Figure 2: The SAXS scattering curve that revealed the positioning of the RBBP4 chromatin binding module relative to the HDAC1:MTA1 complex. RBBP4 is shown in green, MTA1 in blue and HDAC1 in grey.
Combining crystallography and SAXS
The team have already extended their work by investigating the structure of HDAC1:MTA1 bound to another protein, RBBP4 (Figs. 2,3). How the HDAC1:MTA1:RBBP4 complex interacts with chromatin is unknown and initial steps to understand this problem were undertaken at Diamond using X-ray diffraction and Solution State X-ray Scattering (SAXS) techniques, at I24 and B21 respectively. Published in eLife, the SAXS experiments provided the first structural model of the complex, demonstrating the arrangement of the proteins in the complex. B21 introduced new SAXS capabilities to the UK science community and the beamline staff have provided invaluable technical support to the research group enabling analysis of their SAXS experiments.
Figure 3: Details of the crystal structure of the MTA1:RBBP4 complex. RBBP4 is shown in green and MTA1 in blue.
The researchers now plan to continue exploring the assembly and function of these complexes and have embarked upon a project to make more specific inhibitors that will specifically target individual HDAC complexes rather than the enzymes in all HDAC complexes.
To find out more about the I24 or B21 beamlines, or to discuss potential applications, please contact Principal Beamline Scientists Robin Owen (I24) email@example.com or Robert Rambo (B21) firstname.lastname@example.org.
Diamond Light Source is the UK's national synchrotron science facility, located at the Harwell Science and Innovation Campus in Oxfordshire.
Copyright © 2020 Diamond Light Source
Diamond Light Source Ltd
Harwell Science & Innovation Campus
Diamond Light Source® and the Diamond logo are registered trademarks of Diamond Light Source Ltd

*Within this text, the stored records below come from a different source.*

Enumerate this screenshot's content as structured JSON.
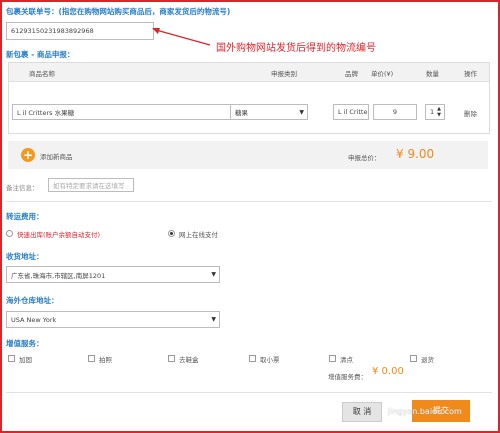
{
  "header": {
    "tracking_label": "包裹关联单号：(指您在购物网站购买商品后，商家发货后的物流号)",
    "tracking_value": "6129315023198389296​8",
    "annotation": "国外购物网站发货后得到的物流编号"
  },
  "package": {
    "section_title": "新包裹 - 商品申报：",
    "columns": [
      "商品名称",
      "申报类别",
      "品牌",
      "单价(¥)",
      "数量",
      "操作"
    ],
    "row": {
      "name": "L il Critters 水果糖",
      "category": "糖果",
      "brand": "L il Critte",
      "price": "9",
      "qty": "1",
      "action": "删除"
    },
    "add_label": "添加新商品",
    "total_label": "申报总价：",
    "total_value": "¥ 9.00"
  },
  "remark": {
    "label": "备注信息：",
    "placeholder": "如有特定要求请在这填写"
  },
  "shipping": {
    "section_title": "转运费用：",
    "option1": "快速出库(账户余额自动支付)",
    "option2": "网上在线支付"
  },
  "address": {
    "section_title": "收货地址：",
    "value": "广东省,珠海市,市辖区,南屏1201"
  },
  "warehouse": {
    "section_title": "海外仓库地址：",
    "value": "USA New York"
  },
  "services": {
    "section_title": "增值服务：",
    "items": [
      "加固",
      "拍照",
      "去鞋盒",
      "取小票",
      "清点",
      "退货"
    ],
    "fee_label": "增值服务费：",
    "fee_value": "¥ 0.00"
  },
  "footer": {
    "cancel": "取 消",
    "submit": "提交",
    "watermark": "jingyan.baidu.com"
  }
}
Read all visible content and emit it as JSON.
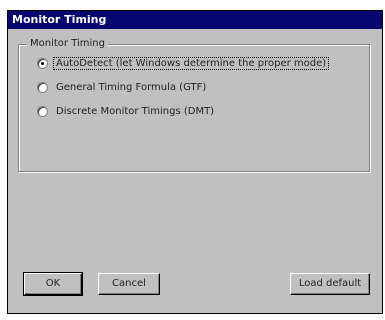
{
  "window": {
    "title": "Monitor Timing"
  },
  "group": {
    "label": "Monitor Timing"
  },
  "options": [
    {
      "label": "AutoDetect (let Windows determine the proper mode)",
      "selected": true
    },
    {
      "label": "General Timing Formula (GTF)",
      "selected": false
    },
    {
      "label": "Discrete Monitor Timings (DMT)",
      "selected": false
    }
  ],
  "buttons": {
    "ok": "OK",
    "cancel": "Cancel",
    "load_default": "Load default"
  },
  "colors": {
    "titlebar": "#06066e",
    "face": "#c0c0c0"
  }
}
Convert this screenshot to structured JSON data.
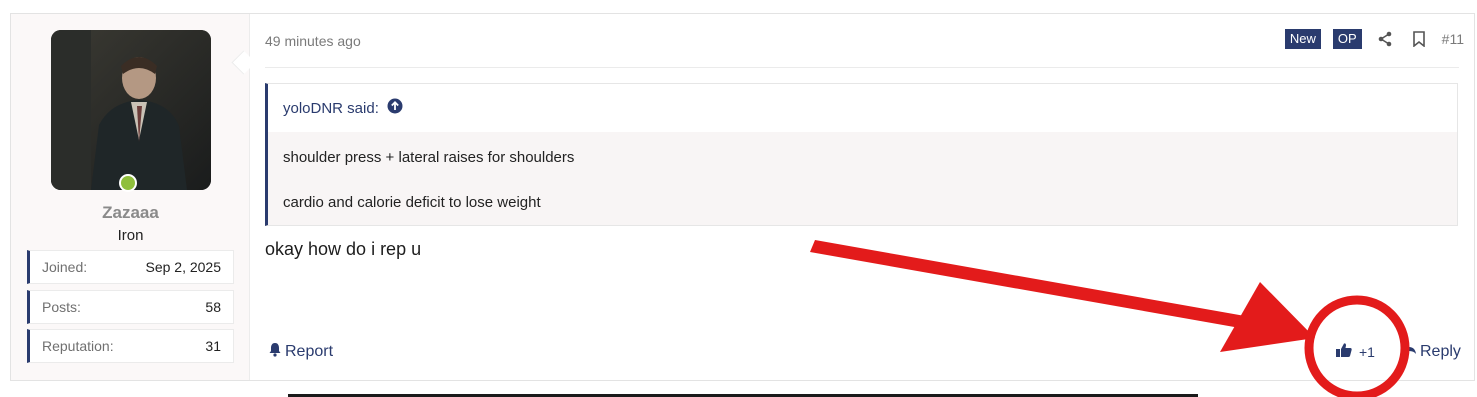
{
  "user": {
    "name": "Zazaaa",
    "title": "Iron",
    "stats": [
      {
        "key": "Joined:",
        "value": "Sep 2, 2025"
      },
      {
        "key": "Posts:",
        "value": "58"
      },
      {
        "key": "Reputation:",
        "value": "31"
      }
    ],
    "online_status_color": "#8fbf3c"
  },
  "post": {
    "time": "49 minutes ago",
    "badges": {
      "new": "New",
      "op": "OP"
    },
    "number": "#11",
    "quote": {
      "author_line": "yoloDNR said:",
      "lines": [
        "shoulder press + lateral raises for shoulders",
        "cardio and calorie deficit to lose weight"
      ]
    },
    "message": "okay how do i rep u",
    "actions": {
      "report": "Report",
      "reaction_count": "+1",
      "reply": "Reply"
    }
  },
  "icons": [
    "share-icon",
    "bookmark-icon",
    "arrow-up-circle-icon",
    "bell-icon",
    "thumbs-up-icon",
    "reply-icon"
  ],
  "colors": {
    "accent": "#2a3b6e",
    "annotation": "#e31b1b"
  }
}
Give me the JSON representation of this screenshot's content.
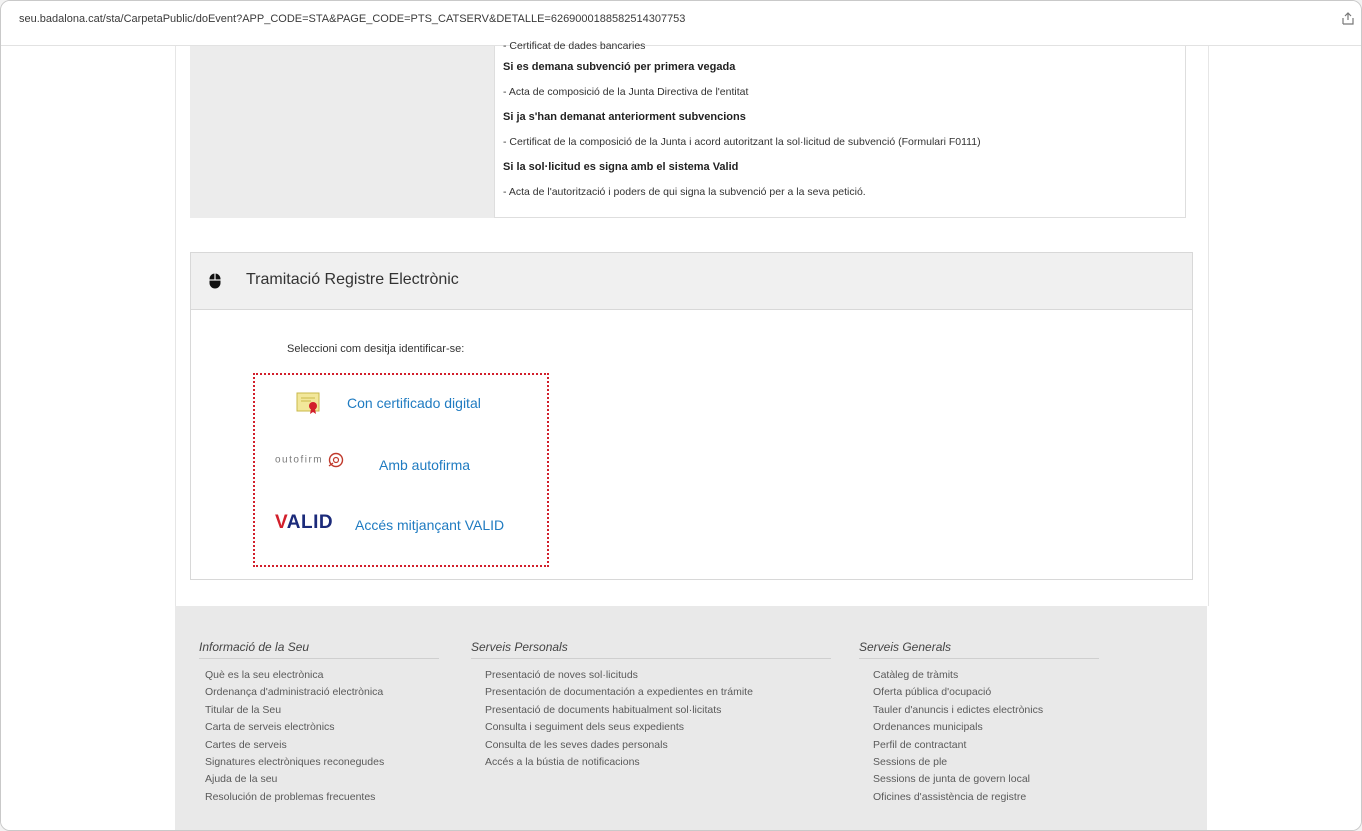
{
  "browser": {
    "url": "seu.badalona.cat/sta/CarpetaPublic/doEvent?APP_CODE=STA&PAGE_CODE=PTS_CATSERV&DETALLE=6269000188582514307753"
  },
  "requirements": {
    "lines": [
      {
        "text": "- Certificat de dades bancaries",
        "bold": false
      },
      {
        "text": "Si es demana subvenció per primera vegada",
        "bold": true
      },
      {
        "text": "- Acta de composició de la Junta Directiva de l'entitat",
        "bold": false
      },
      {
        "text": "Si ja s'han demanat anteriorment subvencions",
        "bold": true
      },
      {
        "text": "- Certificat de la composició de la Junta i acord autoritzant la sol·licitud de subvenció (Formulari F0111)",
        "bold": false
      },
      {
        "text": "Si la sol·licitud es signa amb el sistema Valid",
        "bold": true
      },
      {
        "text": "- Acta de l'autorització i poders de qui signa la subvenció per a la seva petició.",
        "bold": false
      }
    ]
  },
  "panel": {
    "title": "Tramitació Registre Electrònic",
    "select_label": "Seleccioni com desitja identificar-se:",
    "options": {
      "certificate": "Con certificado digital",
      "autofirma_logo": "outofirm",
      "autofirma": "Amb autofirma",
      "valid_logo_v": "V",
      "valid_logo_rest": "ALID",
      "valid": "Accés mitjançant VALID"
    }
  },
  "footer": {
    "columns": [
      {
        "heading": "Informació de la Seu",
        "items": [
          "Què es la seu electrònica",
          "Ordenança d'administració electrònica",
          "Titular de la Seu",
          "Carta de serveis electrònics",
          "Cartes de serveis",
          "Signatures electròniques reconegudes",
          "Ajuda de la seu",
          "Resolución de problemas frecuentes"
        ]
      },
      {
        "heading": "Serveis Personals",
        "items": [
          "Presentació de noves sol·licituds",
          "Presentación de documentación a expedientes en trámite",
          "Presentació de documents habitualment sol·licitats",
          "Consulta i seguiment dels seus expedients",
          "Consulta de les seves dades personals",
          "Accés a la bústia de notificacions"
        ]
      },
      {
        "heading": "Serveis Generals",
        "items": [
          "Catàleg de tràmits",
          "Oferta pública d'ocupació",
          "Tauler d'anuncis i edictes electrònics",
          "Ordenances municipals",
          "Perfil de contractant",
          "Sessions de ple",
          "Sessions de junta de govern local",
          "Oficines d'assistència de registre"
        ]
      }
    ]
  }
}
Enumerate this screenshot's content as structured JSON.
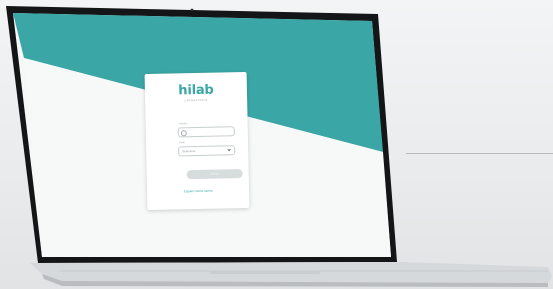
{
  "brand": {
    "name": "hilab",
    "tagline": "LABORATÓRIO",
    "accent": "#3aa7a6"
  },
  "login": {
    "field_user_label": "Usuário",
    "field_user_value": "",
    "field_select_label": "Perfil",
    "field_select_value": "Selecione",
    "submit_label": "Entrar",
    "forgot_link": "Esqueci minha senha"
  },
  "icons": {
    "user": "user-icon",
    "caret": "chevron-down-icon"
  },
  "colors": {
    "screen_top": "#3aa7a6",
    "screen_bottom": "#f7f8f8",
    "frame": "#141516",
    "body": "#d6d9db"
  }
}
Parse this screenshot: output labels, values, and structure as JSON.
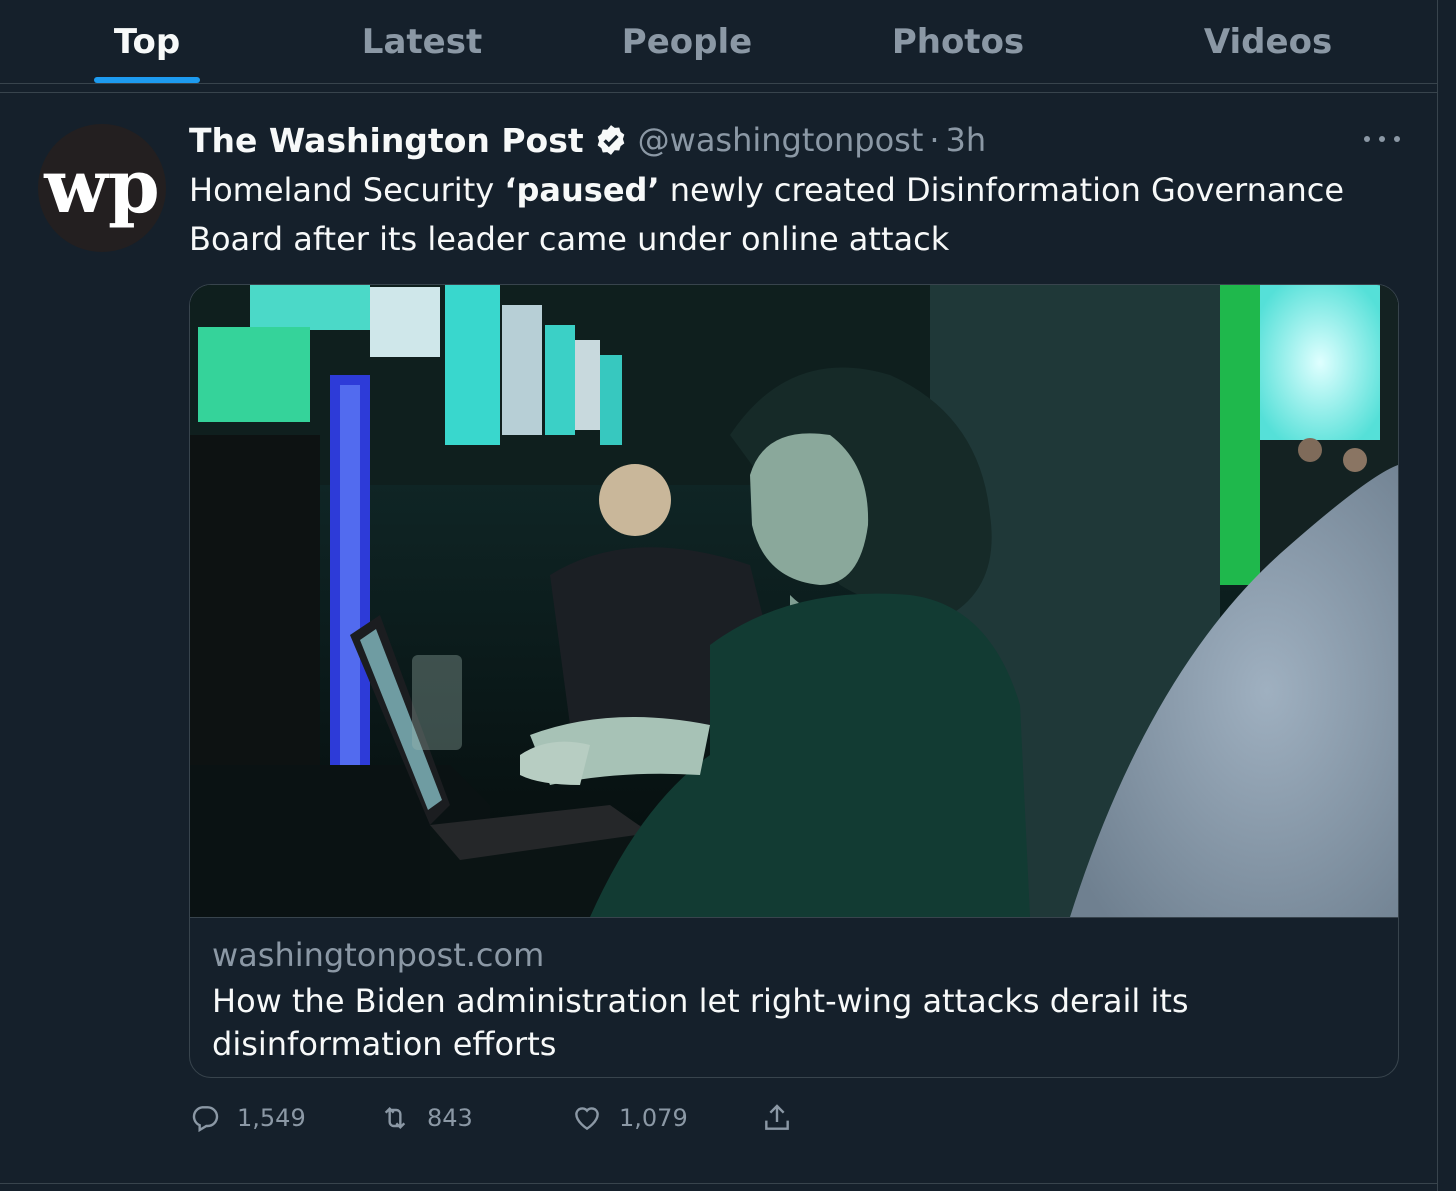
{
  "tabs": [
    {
      "label": "Top",
      "active": true
    },
    {
      "label": "Latest",
      "active": false
    },
    {
      "label": "People",
      "active": false
    },
    {
      "label": "Photos",
      "active": false
    },
    {
      "label": "Videos",
      "active": false
    }
  ],
  "tweet": {
    "author_name": "The Washington Post",
    "verified": true,
    "handle": "@washingtonpost",
    "separator": "·",
    "time": "3h",
    "avatar_text": "wp",
    "text_before": "Homeland Security ",
    "text_bold": "‘paused’",
    "text_after": " newly created Disinformation Governance Board after its leader came under online attack",
    "card": {
      "domain": "washingtonpost.com",
      "title": "How the Biden administration let right-wing attacks derail its disinformation efforts"
    },
    "actions": {
      "replies": "1,549",
      "retweets": "843",
      "likes": "1,079"
    }
  },
  "colors": {
    "background": "#15202b",
    "accent": "#1d9bf0",
    "muted": "#8b98a5",
    "border": "#38444d"
  },
  "icons": [
    "verified-badge-icon",
    "more-icon",
    "reply-icon",
    "retweet-icon",
    "like-icon",
    "share-icon"
  ]
}
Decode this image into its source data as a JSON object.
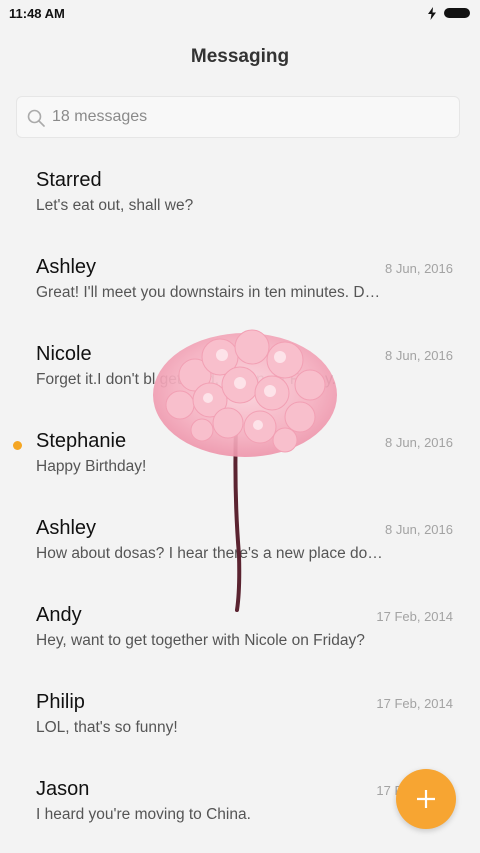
{
  "status_bar": {
    "time": "11:48 AM",
    "icons": [
      "bolt-icon",
      "battery-icon"
    ]
  },
  "header": {
    "title": "Messaging"
  },
  "search": {
    "placeholder": "18 messages",
    "icon": "search-icon"
  },
  "conversations": [
    {
      "name": "Starred",
      "date": "",
      "preview": "Let's eat out, shall we?",
      "unread": false
    },
    {
      "name": "Ashley",
      "date": "8 Jun, 2016",
      "preview": "Great! I'll meet you downstairs in ten minutes. D…",
      "unread": false
    },
    {
      "name": "Nicole",
      "date": "8 Jun, 2016",
      "preview": "Forget it.I don't bl get paid, until next Friday.",
      "unread": false
    },
    {
      "name": "Stephanie",
      "date": "8 Jun, 2016",
      "preview": "Happy Birthday!",
      "unread": true
    },
    {
      "name": "Ashley",
      "date": "8 Jun, 2016",
      "preview": "How about dosas? I hear there's a new place do…",
      "unread": false
    },
    {
      "name": "Andy",
      "date": "17 Feb, 2014",
      "preview": "Hey, want to get together with Nicole on Friday?",
      "unread": false
    },
    {
      "name": "Philip",
      "date": "17 Feb, 2014",
      "preview": "LOL, that's so funny!",
      "unread": false
    },
    {
      "name": "Jason",
      "date": "17 Feb, 2014",
      "preview": "I heard you're moving to China.",
      "unread": false
    }
  ],
  "fab": {
    "icon": "plus-icon"
  },
  "colors": {
    "accent": "#f7a532",
    "background": "#f3f3f3",
    "unread_dot": "#f5a623"
  }
}
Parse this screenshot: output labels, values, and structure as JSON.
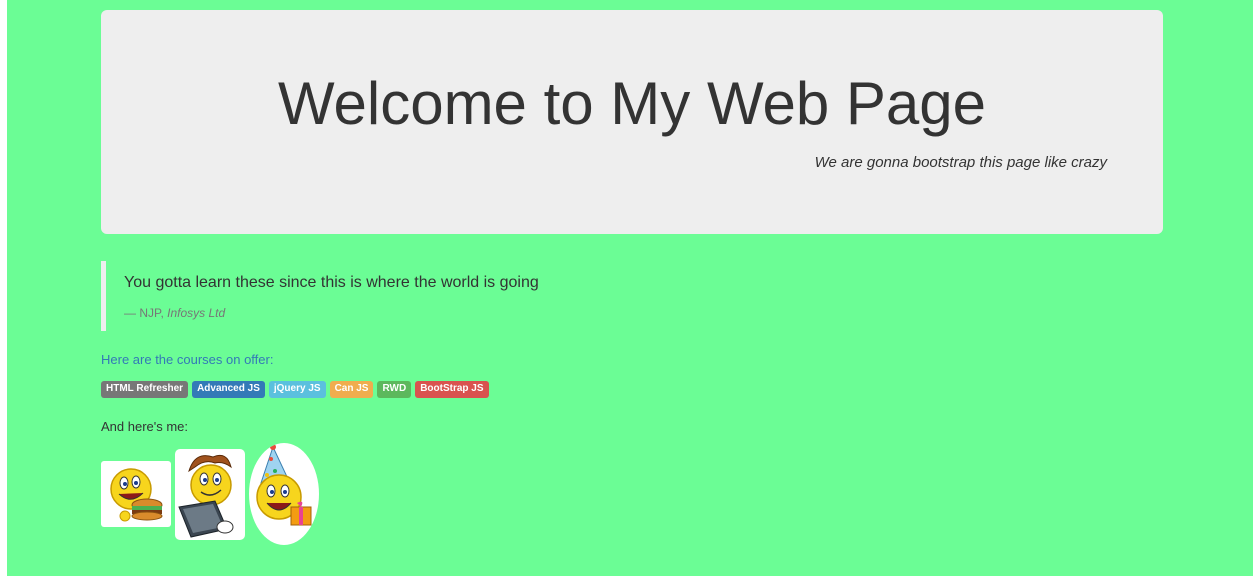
{
  "jumbotron": {
    "title": "Welcome to My Web Page",
    "subtitle": "We are gonna bootstrap this page like crazy"
  },
  "quote": {
    "text": "You gotta learn these since this is where the world is going",
    "author_prefix": "— NJP, ",
    "source": "Infosys Ltd"
  },
  "courses": {
    "intro": "Here are the courses on offer:",
    "labels": [
      {
        "text": "HTML Refresher",
        "color": "#777777"
      },
      {
        "text": "Advanced JS",
        "color": "#337ab7"
      },
      {
        "text": "jQuery JS",
        "color": "#5bc0de"
      },
      {
        "text": "Can JS",
        "color": "#f0ad4e"
      },
      {
        "text": "RWD",
        "color": "#5cb85c"
      },
      {
        "text": "BootStrap JS",
        "color": "#d9534f"
      }
    ]
  },
  "me": {
    "text": "And here's me:",
    "images": [
      {
        "icon": "smiley-burger-image"
      },
      {
        "icon": "smiley-laptop-image"
      },
      {
        "icon": "smiley-party-image"
      }
    ]
  },
  "colors": {
    "page_background": "#6bfd95",
    "jumbotron_background": "#eeeeee",
    "link_text": "#337ab7"
  }
}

Registered in England and Wales at Diamond House, Harwell Science and Innovation Campus, Didcot, Oxfordshire, OX11 0DE, United Kingdom. Company number: 4375679. VAT number: 287 461 957. Economic Operators Registration and Identification (EORI) number: GB287461957003.